# Your objective
Give every line below again, exactly as it appears.
Data: Begin
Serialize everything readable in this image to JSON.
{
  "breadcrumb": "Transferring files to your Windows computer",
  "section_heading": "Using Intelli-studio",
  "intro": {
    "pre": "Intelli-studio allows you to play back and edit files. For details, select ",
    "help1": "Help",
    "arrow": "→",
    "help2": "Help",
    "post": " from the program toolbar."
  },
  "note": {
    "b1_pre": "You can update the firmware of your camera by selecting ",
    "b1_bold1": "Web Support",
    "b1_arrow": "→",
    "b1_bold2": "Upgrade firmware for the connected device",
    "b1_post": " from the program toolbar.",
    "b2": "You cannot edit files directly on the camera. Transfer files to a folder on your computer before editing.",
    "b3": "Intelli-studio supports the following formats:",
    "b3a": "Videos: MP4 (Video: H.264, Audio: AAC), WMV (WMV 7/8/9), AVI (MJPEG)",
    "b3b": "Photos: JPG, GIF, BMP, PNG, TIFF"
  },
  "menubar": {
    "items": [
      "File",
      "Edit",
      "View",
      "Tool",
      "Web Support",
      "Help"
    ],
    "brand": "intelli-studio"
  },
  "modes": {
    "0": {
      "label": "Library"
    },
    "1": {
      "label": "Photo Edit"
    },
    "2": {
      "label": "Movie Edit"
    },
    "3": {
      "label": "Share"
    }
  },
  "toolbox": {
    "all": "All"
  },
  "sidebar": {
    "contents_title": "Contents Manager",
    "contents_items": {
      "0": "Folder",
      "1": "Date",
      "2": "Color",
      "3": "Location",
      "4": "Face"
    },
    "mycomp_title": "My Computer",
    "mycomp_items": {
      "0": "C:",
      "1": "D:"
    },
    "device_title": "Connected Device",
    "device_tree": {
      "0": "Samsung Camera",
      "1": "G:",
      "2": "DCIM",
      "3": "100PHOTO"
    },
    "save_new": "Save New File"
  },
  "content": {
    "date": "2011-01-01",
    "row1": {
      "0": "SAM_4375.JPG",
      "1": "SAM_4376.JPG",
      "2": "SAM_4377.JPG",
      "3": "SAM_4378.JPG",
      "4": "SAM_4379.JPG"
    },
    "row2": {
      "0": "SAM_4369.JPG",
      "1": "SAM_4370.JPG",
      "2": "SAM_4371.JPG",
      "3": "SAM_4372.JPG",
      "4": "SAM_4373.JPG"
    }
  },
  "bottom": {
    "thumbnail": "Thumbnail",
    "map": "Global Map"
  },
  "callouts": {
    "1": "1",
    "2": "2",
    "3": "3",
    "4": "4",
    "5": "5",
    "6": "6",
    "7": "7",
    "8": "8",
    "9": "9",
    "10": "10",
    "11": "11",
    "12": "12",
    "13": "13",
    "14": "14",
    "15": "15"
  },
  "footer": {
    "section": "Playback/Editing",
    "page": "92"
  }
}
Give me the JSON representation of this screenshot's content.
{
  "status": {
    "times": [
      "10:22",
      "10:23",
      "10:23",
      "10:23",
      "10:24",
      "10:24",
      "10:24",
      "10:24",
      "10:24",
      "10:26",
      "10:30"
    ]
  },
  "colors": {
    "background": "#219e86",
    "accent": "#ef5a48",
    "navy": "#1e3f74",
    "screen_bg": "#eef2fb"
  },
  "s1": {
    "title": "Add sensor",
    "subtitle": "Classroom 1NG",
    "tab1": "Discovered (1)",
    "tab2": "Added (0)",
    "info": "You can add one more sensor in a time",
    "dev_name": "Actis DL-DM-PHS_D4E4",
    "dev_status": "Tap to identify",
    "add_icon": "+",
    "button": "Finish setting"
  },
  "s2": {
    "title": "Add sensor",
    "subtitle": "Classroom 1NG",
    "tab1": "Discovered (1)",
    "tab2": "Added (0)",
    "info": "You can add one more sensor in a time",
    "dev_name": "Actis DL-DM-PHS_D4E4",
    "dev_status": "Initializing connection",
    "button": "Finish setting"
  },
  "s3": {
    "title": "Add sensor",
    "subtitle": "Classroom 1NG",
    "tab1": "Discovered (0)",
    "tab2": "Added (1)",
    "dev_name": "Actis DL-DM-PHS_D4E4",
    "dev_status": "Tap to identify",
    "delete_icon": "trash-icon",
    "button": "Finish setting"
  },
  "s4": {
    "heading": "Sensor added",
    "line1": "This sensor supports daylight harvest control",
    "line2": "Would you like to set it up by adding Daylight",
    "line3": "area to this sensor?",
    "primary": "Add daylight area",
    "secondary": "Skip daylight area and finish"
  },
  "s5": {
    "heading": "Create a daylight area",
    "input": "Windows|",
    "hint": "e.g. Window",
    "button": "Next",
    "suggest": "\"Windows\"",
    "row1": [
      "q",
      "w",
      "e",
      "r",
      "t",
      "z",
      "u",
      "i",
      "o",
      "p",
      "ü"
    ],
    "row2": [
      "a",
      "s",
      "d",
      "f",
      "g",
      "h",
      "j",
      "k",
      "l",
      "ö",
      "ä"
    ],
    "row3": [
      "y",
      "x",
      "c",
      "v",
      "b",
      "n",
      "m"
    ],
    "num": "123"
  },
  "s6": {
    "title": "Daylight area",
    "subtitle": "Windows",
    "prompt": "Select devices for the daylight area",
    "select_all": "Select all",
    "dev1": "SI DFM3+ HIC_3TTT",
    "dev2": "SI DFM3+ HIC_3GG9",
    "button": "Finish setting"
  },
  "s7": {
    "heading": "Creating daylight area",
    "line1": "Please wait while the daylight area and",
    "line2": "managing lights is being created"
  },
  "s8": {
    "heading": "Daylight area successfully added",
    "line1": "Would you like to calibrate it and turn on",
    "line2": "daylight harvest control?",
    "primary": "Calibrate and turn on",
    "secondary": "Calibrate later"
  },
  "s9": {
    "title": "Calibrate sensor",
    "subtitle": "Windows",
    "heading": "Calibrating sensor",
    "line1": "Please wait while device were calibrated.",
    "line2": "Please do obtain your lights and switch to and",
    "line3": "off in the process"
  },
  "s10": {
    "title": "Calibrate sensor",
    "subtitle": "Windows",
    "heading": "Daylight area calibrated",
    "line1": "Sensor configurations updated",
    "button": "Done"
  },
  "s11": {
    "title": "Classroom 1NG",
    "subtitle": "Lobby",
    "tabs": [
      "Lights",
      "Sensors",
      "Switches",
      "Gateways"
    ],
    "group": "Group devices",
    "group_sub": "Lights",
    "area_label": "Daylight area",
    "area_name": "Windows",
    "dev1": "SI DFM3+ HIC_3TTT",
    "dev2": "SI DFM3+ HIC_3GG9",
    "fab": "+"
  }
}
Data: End
# Task result
Serialize everything readable in this image to JSON.
{
  "breadcrumb": "Transferring files to your Windows computer",
  "section_heading": "Using Intelli-studio",
  "intro": {
    "pre": "Intelli-studio allows you to play back and edit files. For details, select ",
    "help1": "Help",
    "arrow": "→",
    "help2": "Help",
    "post": " from the program toolbar."
  },
  "note": {
    "b1_pre": "You can update the firmware of your camera by selecting ",
    "b1_bold1": "Web Support",
    "b1_arrow": "→",
    "b1_bold2": "Upgrade firmware for the connected device",
    "b1_post": " from the program toolbar.",
    "b2": "You cannot edit files directly on the camera. Transfer files to a folder on your computer before editing.",
    "b3": "Intelli-studio supports the following formats:",
    "b3a": "Videos: MP4 (Video: H.264, Audio: AAC), WMV (WMV 7/8/9), AVI (MJPEG)",
    "b3b": "Photos: JPG, GIF, BMP, PNG, TIFF"
  },
  "menubar": {
    "items": [
      "File",
      "Edit",
      "View",
      "Tool",
      "Web Support",
      "Help"
    ],
    "brand": "intelli-studio"
  },
  "modes": {
    "0": {
      "label": "Library"
    },
    "1": {
      "label": "Photo Edit"
    },
    "2": {
      "label": "Movie Edit"
    },
    "3": {
      "label": "Share"
    }
  },
  "toolbox": {
    "all": "All"
  },
  "sidebar": {
    "contents_title": "Contents Manager",
    "contents_items": {
      "0": "Folder",
      "1": "Date",
      "2": "Color",
      "3": "Location",
      "4": "Face"
    },
    "mycomp_title": "My Computer",
    "mycomp_items": {
      "0": "C:",
      "1": "D:"
    },
    "device_title": "Connected Device",
    "device_tree": {
      "0": "Samsung Camera",
      "1": "G:",
      "2": "DCIM",
      "3": "100PHOTO"
    },
    "save_new": "Save New File"
  },
  "content": {
    "date": "2011-01-01",
    "row1": {
      "0": "SAM_4375.JPG",
      "1": "SAM_4376.JPG",
      "2": "SAM_4377.JPG",
      "3": "SAM_4378.JPG",
      "4": "SAM_4379.JPG"
    },
    "row2": {
      "0": "SAM_4369.JPG",
      "1": "SAM_4370.JPG",
      "2": "SAM_4371.JPG",
      "3": "SAM_4372.JPG",
      "4": "SAM_4373.JPG"
    }
  },
  "bottom": {
    "thumbnail": "Thumbnail",
    "map": "Global Map"
  },
  "callouts": {
    "1": "1",
    "2": "2",
    "3": "3",
    "4": "4",
    "5": "5",
    "6": "6",
    "7": "7",
    "8": "8",
    "9": "9",
    "10": "10",
    "11": "11",
    "12": "12",
    "13": "13",
    "14": "14",
    "15": "15"
  },
  "footer": {
    "section": "Playback/Editing",
    "page": "92"
  }
}
Give me the JSON representation of this screenshot's content.
{
  "status": {
    "times": [
      "10:22",
      "10:23",
      "10:23",
      "10:23",
      "10:24",
      "10:24",
      "10:24",
      "10:24",
      "10:24",
      "10:26",
      "10:30"
    ]
  },
  "colors": {
    "background": "#219e86",
    "accent": "#ef5a48",
    "navy": "#1e3f74",
    "screen_bg": "#eef2fb"
  },
  "s1": {
    "title": "Add sensor",
    "subtitle": "Classroom 1NG",
    "tab1": "Discovered (1)",
    "tab2": "Added (0)",
    "info": "You can add one more sensor in a time",
    "dev_name": "Actis DL-DM-PHS_D4E4",
    "dev_status": "Tap to identify",
    "add_icon": "+",
    "button": "Finish setting"
  },
  "s2": {
    "title": "Add sensor",
    "subtitle": "Classroom 1NG",
    "tab1": "Discovered (1)",
    "tab2": "Added (0)",
    "info": "You can add one more sensor in a time",
    "dev_name": "Actis DL-DM-PHS_D4E4",
    "dev_status": "Initializing connection",
    "button": "Finish setting"
  },
  "s3": {
    "title": "Add sensor",
    "subtitle": "Classroom 1NG",
    "tab1": "Discovered (0)",
    "tab2": "Added (1)",
    "dev_name": "Actis DL-DM-PHS_D4E4",
    "dev_status": "Tap to identify",
    "delete_icon": "trash-icon",
    "button": "Finish setting"
  },
  "s4": {
    "heading": "Sensor added",
    "line1": "This sensor supports daylight harvest control",
    "line2": "Would you like to set it up by adding Daylight",
    "line3": "area to this sensor?",
    "primary": "Add daylight area",
    "secondary": "Skip daylight area and finish"
  },
  "s5": {
    "heading": "Create a daylight area",
    "input": "Windows|",
    "hint": "e.g. Window",
    "button": "Next",
    "suggest": "\"Windows\"",
    "row1": [
      "q",
      "w",
      "e",
      "r",
      "t",
      "z",
      "u",
      "i",
      "o",
      "p",
      "ü"
    ],
    "row2": [
      "a",
      "s",
      "d",
      "f",
      "g",
      "h",
      "j",
      "k",
      "l",
      "ö",
      "ä"
    ],
    "row3": [
      "y",
      "x",
      "c",
      "v",
      "b",
      "n",
      "m"
    ],
    "num": "123"
  },
  "s6": {
    "title": "Daylight area",
    "subtitle": "Windows",
    "prompt": "Select devices for the daylight area",
    "select_all": "Select all",
    "dev1": "SI DFM3+ HIC_3TTT",
    "dev2": "SI DFM3+ HIC_3GG9",
    "button": "Finish setting"
  },
  "s7": {
    "heading": "Creating daylight area",
    "line1": "Please wait while the daylight area and",
    "line2": "managing lights is being created"
  },
  "s8": {
    "heading": "Daylight area successfully added",
    "line1": "Would you like to calibrate it and turn on",
    "line2": "daylight harvest control?",
    "primary": "Calibrate and turn on",
    "secondary": "Calibrate later"
  },
  "s9": {
    "title": "Calibrate sensor",
    "subtitle": "Windows",
    "heading": "Calibrating sensor",
    "line1": "Please wait while device were calibrated.",
    "line2": "Please do obtain your lights and switch to and",
    "line3": "off in the process"
  },
  "s10": {
    "title": "Calibrate sensor",
    "subtitle": "Windows",
    "heading": "Daylight area calibrated",
    "line1": "Sensor configurations updated",
    "button": "Done"
  },
  "s11": {
    "title": "Classroom 1NG",
    "subtitle": "Lobby",
    "tabs": [
      "Lights",
      "Sensors",
      "Switches",
      "Gateways"
    ],
    "group": "Group devices",
    "group_sub": "Lights",
    "area_label": "Daylight area",
    "area_name": "Windows",
    "dev1": "SI DFM3+ HIC_3TTT",
    "dev2": "SI DFM3+ HIC_3GG9",
    "fab": "+"
  }
}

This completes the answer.